BEGIN

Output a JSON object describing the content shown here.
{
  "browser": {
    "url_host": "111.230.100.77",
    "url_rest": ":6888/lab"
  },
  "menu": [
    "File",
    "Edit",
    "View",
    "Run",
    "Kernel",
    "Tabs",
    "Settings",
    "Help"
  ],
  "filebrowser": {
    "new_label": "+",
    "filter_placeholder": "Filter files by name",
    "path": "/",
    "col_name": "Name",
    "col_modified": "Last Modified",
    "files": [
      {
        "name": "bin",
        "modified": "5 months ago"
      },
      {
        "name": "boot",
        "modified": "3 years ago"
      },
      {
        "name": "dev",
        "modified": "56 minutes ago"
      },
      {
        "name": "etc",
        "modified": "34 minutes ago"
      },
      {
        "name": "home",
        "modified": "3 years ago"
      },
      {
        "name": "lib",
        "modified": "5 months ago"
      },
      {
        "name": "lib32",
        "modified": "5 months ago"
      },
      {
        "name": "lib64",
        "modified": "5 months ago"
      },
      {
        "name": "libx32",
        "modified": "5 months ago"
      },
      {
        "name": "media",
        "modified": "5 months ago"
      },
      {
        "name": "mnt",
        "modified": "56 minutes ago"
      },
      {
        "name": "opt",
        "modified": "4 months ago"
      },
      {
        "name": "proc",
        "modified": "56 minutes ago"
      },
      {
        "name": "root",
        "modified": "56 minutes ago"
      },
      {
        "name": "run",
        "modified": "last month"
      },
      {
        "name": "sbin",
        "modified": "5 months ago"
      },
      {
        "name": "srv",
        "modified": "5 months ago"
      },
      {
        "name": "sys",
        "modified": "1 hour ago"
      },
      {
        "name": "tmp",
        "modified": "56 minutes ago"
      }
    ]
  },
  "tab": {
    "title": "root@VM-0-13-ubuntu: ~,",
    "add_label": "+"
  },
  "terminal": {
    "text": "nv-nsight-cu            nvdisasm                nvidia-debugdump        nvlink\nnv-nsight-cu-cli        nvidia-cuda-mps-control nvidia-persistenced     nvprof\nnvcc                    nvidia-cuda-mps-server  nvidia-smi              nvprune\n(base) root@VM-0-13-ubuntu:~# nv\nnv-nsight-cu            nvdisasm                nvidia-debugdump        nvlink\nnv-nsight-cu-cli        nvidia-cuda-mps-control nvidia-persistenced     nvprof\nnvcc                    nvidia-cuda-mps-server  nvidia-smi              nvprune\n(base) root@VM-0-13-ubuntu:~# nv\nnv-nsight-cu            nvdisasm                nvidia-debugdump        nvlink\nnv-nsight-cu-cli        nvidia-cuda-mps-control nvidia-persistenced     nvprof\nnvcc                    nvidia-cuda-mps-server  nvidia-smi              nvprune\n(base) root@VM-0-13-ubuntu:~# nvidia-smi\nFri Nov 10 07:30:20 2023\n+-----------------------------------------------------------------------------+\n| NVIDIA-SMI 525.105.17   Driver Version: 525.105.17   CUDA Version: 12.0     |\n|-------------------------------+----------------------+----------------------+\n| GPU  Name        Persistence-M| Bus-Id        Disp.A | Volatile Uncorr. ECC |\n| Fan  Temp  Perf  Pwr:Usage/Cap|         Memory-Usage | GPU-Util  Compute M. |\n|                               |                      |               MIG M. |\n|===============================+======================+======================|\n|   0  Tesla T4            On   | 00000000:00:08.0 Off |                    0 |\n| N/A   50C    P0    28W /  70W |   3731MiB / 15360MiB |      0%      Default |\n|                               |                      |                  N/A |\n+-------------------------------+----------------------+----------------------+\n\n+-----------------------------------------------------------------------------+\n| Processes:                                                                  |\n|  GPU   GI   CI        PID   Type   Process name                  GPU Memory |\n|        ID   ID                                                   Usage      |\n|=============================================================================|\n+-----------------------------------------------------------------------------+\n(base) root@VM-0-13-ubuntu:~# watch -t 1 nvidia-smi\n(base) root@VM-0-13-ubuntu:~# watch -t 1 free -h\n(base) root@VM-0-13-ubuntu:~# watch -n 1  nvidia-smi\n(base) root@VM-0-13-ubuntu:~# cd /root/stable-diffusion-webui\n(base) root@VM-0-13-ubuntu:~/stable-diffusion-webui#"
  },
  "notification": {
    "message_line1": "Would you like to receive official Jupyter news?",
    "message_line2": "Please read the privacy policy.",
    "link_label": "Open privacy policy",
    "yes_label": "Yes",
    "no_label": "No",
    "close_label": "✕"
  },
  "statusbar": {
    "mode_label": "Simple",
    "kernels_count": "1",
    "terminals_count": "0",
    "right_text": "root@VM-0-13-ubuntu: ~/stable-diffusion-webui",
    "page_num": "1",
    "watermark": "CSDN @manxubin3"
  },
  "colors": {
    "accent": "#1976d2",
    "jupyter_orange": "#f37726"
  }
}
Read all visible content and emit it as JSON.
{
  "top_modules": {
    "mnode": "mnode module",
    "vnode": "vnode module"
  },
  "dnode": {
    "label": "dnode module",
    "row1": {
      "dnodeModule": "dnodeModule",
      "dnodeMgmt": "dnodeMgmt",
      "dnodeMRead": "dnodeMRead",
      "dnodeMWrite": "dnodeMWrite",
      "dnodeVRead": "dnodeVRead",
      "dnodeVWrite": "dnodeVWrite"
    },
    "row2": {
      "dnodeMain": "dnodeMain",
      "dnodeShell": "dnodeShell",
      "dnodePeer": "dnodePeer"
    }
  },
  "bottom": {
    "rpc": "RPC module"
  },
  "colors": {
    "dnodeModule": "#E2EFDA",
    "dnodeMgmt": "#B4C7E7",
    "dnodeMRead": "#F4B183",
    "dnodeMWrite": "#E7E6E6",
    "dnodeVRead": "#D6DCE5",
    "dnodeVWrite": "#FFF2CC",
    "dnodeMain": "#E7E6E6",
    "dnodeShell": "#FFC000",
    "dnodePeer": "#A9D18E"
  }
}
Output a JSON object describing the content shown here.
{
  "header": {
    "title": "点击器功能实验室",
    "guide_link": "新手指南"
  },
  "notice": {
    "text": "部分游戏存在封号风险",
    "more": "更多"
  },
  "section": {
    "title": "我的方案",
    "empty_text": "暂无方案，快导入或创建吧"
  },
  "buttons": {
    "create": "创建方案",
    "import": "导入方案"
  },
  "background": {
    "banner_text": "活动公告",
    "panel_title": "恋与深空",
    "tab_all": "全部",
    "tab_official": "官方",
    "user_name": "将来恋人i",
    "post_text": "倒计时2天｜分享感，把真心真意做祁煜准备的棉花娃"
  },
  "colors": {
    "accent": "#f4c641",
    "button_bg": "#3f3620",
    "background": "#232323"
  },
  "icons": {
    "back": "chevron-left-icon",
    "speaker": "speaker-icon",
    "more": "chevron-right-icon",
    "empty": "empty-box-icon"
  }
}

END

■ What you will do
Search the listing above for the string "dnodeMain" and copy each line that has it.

■ Written solution
      "dnodeMain": "dnodeMain",
    "dnodeMain": "#E7E6E6",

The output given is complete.